3. Israel to be the Head Nation and Jerusalem the Top City – (Deut. 26:19; 28:13; Joel 3:17; Jer. 23:5-8; Isa. 62:1-5; Zech. 8:20-23; 14:16-21)
4. A King on David’s Throne (Psa. 89:1-4, 28-37; Isa. 9:6-7; Jer. 3:14-18; Jer. 23:5; 30:8-9; 33:14-26; Ezek. 37:15-28; Zech. 12:6-9; 13:1)
5. Perpetual Priesthood – (Num. 25:11-11-13; Psa. 106:30-31; Jer. 33:20-22; Ezek. 37:25-28; 40-48; Zech. 8:12-13; 14:16-21; Mal. 3:3-4)
It needs to be said in passing that these selected references must be read in their OT contexts if their meaning is to be ascertained.
The New Covenant
These things will come to pass because God’s covenants with Israel are unconditional as to their eventual fulfillment (e.g. Gen. 15; 1 Chron. 17:11-14; Isa. 43:25; 46:13; 48:9-11; Ezek. 36:22-23), because God prizes Israel (Isa. 43:1; 49:16, 26). It is true that there are conditions within the covenants (e.g. Gen. 17:9-14; Lev.26), but these conditions will finally be fulfilled by God Himself, “the Portion of Jacob” (Jer. 10:16), via the New Covenant (see Deut. 4:30-31; Isa. 27:9; 32:15-17; 44:1-6, 21-23; 45:17, 25; 46:13; 54:8-10, 1762:11-12; Jer. 31:31-37; Ezek. 36:22-28).
This New Covenant is absolutely essential to Israel’s election and destiny. In just the same way as Christians are included within this New Covenant in Christ so as to gain the promise of Gen. 12:3, so Israel must be redeemed through this covenant so as to enter into the promises above. The New Covenant takes care of all the conditional elements within the unconditional covenants!
This is crucial to understand. God accomplishes the fulfillment of all His work through the Blood of Jesus Christ and His glorious Resurrection! The New Covenant places the second Adam front and center of all redemptive covenantal consummation (cf. Zech. 6:12-13)!

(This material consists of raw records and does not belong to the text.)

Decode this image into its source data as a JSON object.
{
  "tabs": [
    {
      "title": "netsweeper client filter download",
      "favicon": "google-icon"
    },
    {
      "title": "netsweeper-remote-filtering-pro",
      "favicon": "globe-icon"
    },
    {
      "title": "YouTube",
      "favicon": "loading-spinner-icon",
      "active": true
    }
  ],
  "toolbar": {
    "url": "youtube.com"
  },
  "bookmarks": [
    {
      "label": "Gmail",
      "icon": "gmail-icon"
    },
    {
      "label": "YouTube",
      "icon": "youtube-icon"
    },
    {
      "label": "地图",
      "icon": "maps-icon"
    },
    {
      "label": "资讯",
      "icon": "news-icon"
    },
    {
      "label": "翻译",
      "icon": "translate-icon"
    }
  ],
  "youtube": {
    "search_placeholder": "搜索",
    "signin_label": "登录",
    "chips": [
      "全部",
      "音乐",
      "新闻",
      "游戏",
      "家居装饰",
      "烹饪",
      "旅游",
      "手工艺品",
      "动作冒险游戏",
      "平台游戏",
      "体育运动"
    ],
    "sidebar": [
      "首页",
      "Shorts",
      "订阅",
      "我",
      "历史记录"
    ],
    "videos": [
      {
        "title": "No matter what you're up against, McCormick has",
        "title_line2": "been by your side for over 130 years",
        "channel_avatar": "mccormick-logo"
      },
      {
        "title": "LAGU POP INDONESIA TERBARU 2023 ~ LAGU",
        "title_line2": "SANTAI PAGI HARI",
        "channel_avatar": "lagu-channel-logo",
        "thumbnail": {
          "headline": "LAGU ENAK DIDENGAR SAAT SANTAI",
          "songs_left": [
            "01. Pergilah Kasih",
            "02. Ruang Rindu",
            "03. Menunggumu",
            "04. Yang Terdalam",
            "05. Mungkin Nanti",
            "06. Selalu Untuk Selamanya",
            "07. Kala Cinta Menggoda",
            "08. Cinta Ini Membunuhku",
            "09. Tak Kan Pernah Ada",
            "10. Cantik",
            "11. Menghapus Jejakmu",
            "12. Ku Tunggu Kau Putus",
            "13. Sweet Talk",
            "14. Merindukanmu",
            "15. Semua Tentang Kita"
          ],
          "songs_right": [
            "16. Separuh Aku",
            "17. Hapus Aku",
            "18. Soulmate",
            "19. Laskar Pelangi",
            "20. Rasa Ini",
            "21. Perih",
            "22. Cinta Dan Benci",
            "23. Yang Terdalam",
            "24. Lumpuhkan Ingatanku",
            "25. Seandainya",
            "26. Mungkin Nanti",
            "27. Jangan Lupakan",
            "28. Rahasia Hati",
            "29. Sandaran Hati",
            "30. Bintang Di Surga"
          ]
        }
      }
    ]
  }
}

What Kind of Fulfillment?
But now we come to the crucial question. So far we have shown from both the prophets and the Apostle Paul that there is every encouragement to take God at His word. God has made human language to communicate to man and for man to communicate to Him. God made a covenant with Noah and it is plain to all to see that He meant exactly what He said. This assures us that God is not equivocating when covenant language is employed (the very idea of equivocation in God when making a covenant – saying one thing while meaning something else – ought to be unthinkable for a believer). The fact of the matter is, once the New Covenant is fulfilled upon Israel there is nothing to bar that future regenerated people from claiming God’s Covenant promises in the most literal terms. Unless the Church is to be given the land described in Gen 15, and to be participants in the above promises I don’t see how a literal fulfillment of these promises to the Church is possible. In which case one would have to go back and re-interpret these and many other passages to make them “fit” some other scheme.
When one considers what was said above about Israel meaning literal Israelites (and never meaning Gentiles. Cf. how Paul keeps the two apart in Rom. 11), and when one notices NT references which support these OT texts (see e.g., Lk. 1:30-33, 46-55; Matt. 19:28; Acts 1:3-7), one begins to get more than a little suspicious that something other than the text of Scripture is dictating the theology of those who want to insist that Israel = the Church. This suspicion becomes overpowering once it is fully appreciated that there is no need to alter or expand these covenant promises beyond the nation of Israel. The Covenant promises to Israel in the OT are in no way incongruent with any statement in the NT.
Then the burden of proof upon the non-literalist (if I may use that rather clumsy term) becomes very great. So great, in fact, that for those who call themselves Dispensationalists (not “Progressives”!), all attempts at explanation via the recently contrived “Already/Not Yet Hermeneutics” or older “Covenant of Grace” look like evasions of the obvious!
It has never been better stated: “When the plain sense makes sense, then seek no other sense.”
This position will not make you academically respectable today. It is certainly not cool! But there is every reason to think it is Biblical.